Oh Gosh, They Might Actually Make The Team (5)

Remember Chris Martin? He was that random offseason pickup no one really paid attention to last year, then bam, he was on the Opening Day roster. The five guys in this group are candidates to be this year’s Chris Martin. Here’s how they can make the team out of camp:

  • Chris Denorfia: Unlike most of the team’s depth outfielders, Denorfia hits right-handed and he has a lot of MLB experience. He strikes me as the top bench candidate should Ellsbury’s wrist injury linger.
  • Pete Kozma: What if the Yankees want to give Refsnyder some more Triple-A time to continue working at third? Kozma, a veteran utility man, is the annoyingly obvious alternative.
  • Tyler Olson: Having a very good spring and could fill one of the open bullpen spots. Olson is a true lefty specialist and Girardi sure does love his matchups.
  • Anthony Swarzak: Swarzak has been solid overall, and he’s another guy with MLB experience. The fact he can throw multiple innings may land him in the bullpen.
  • Kirby Yates: Quietly shoving this spring (4 IP, 2 H, 0 R, 1 BB, 6 K) and he has big league time under his belt. With none of the shuttle guys standing put, Yates could grab a bullpen spot.

Yeah, you don’t have to try real hard to see one or two (or three) of these guys making the team, do you? It’s surprisingly easy, in fact. I swear, these guys just sneak up on you. You overlook them as cast-offs when they’re acquired, and before you know, they’re standing on the foul line and being introduced on Opening Day. Baseball, man.

Long Shots To Make The Team (8)

Never say never, but I am comfortable saying these last eight players are very unlikely to make the Opening Day roster. Catchers Carlos Corporan and Eddy Rodriguez remain in camp, though Girardi has dismissed them as backup catcher candidates. They’re still around so McCann, Romine, and Sanchez don’t have to catch every inning of every spring game.
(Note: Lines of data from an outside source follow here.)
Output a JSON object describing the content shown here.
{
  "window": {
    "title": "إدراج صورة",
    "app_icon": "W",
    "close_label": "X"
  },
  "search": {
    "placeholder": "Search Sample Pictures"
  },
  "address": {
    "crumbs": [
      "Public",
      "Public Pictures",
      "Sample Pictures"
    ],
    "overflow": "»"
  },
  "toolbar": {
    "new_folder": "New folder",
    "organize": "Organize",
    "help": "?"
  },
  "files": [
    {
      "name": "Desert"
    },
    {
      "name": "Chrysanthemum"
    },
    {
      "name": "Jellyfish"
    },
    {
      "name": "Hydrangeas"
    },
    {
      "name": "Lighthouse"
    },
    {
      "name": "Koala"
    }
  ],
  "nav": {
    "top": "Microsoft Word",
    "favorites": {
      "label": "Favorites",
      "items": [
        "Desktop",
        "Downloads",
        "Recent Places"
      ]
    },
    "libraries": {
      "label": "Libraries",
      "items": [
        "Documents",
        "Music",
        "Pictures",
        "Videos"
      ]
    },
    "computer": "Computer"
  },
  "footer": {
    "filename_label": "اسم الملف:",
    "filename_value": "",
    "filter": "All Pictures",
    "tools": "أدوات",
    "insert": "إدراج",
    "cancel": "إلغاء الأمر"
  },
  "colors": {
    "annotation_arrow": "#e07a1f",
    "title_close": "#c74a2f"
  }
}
That’s all.

Chris Parmelee was signed to replace Bird as the Triple-A first baseman, so he’s going to Triple-A. The only way he makes the Opening Day roster is if Teixeira gets hurt. (I don’t think he’d make it if A-Rod got hurt. They’d use Beltran at DH in that case.) Ronald Torreyes had gotten a look at third base this spring and he’s been fine overall. At this point I think he’s behind Refsnyder and Kozma on the backup infield depth chart.

Kristen Orfia. (Presswire)
Kristen Orfia. (Presswire)

In addition to Denorfia, Slade Heathcott and Cesar Puello are the last remaining spare outfielders in camp. Heathcott has been brutal during Grapefruit League play (1-for-22!), and while that isn’t everything, I think it puts him behind Denorfia on the depth chart should Ellsbury stay hurt. Puello’s been great in camp, but this is a guy who played one game last season due to a back injury. I can’t see him sticking even if Ellsbury’s wrist problem lingers.

The last two arms in camp are Diego Moreno and Luis Cessa. The Yankees really like Cessa — Cashman in particular has talked him up — and he’s looked pretty good in his limited action. Those are the key words there, limited action. He’s appeared in only three Spring Training games, and if the Yankees were seriously considering Cessa for the roster, he’d get more looks. Pitching two innings once a week suggests he’s on the outside looking in. That’s fine. He could use more Triple-A time anyway.

The Yankees seem to like Moreno more than we realize — he’s been mentioned as a call-up candidate for two or three years now — and I wouldn’t be surprised to see him again this summer. He is not on the 40-man roster right now, and he hasn’t pitched well in camp (six runs in 5.1 innings), so it seems safe to say Diego is way down on the Opening Day bullpen depth chart at the moment. The Yankees have too many other candidates.

* * *

With Opening Day two weeks away, it appears the Yankees have 22 of their 25 roster spots figured out. They need to pick a backup catcher and decide who will hold down the last two bullpen spots on a temporary basis. I assume those will be shuttle spots, with new guys cycling in and out as necessary, especially early in the season. The next round of roster cuts should be coming next weekend, and that may lend some clarity to the bullpen situation.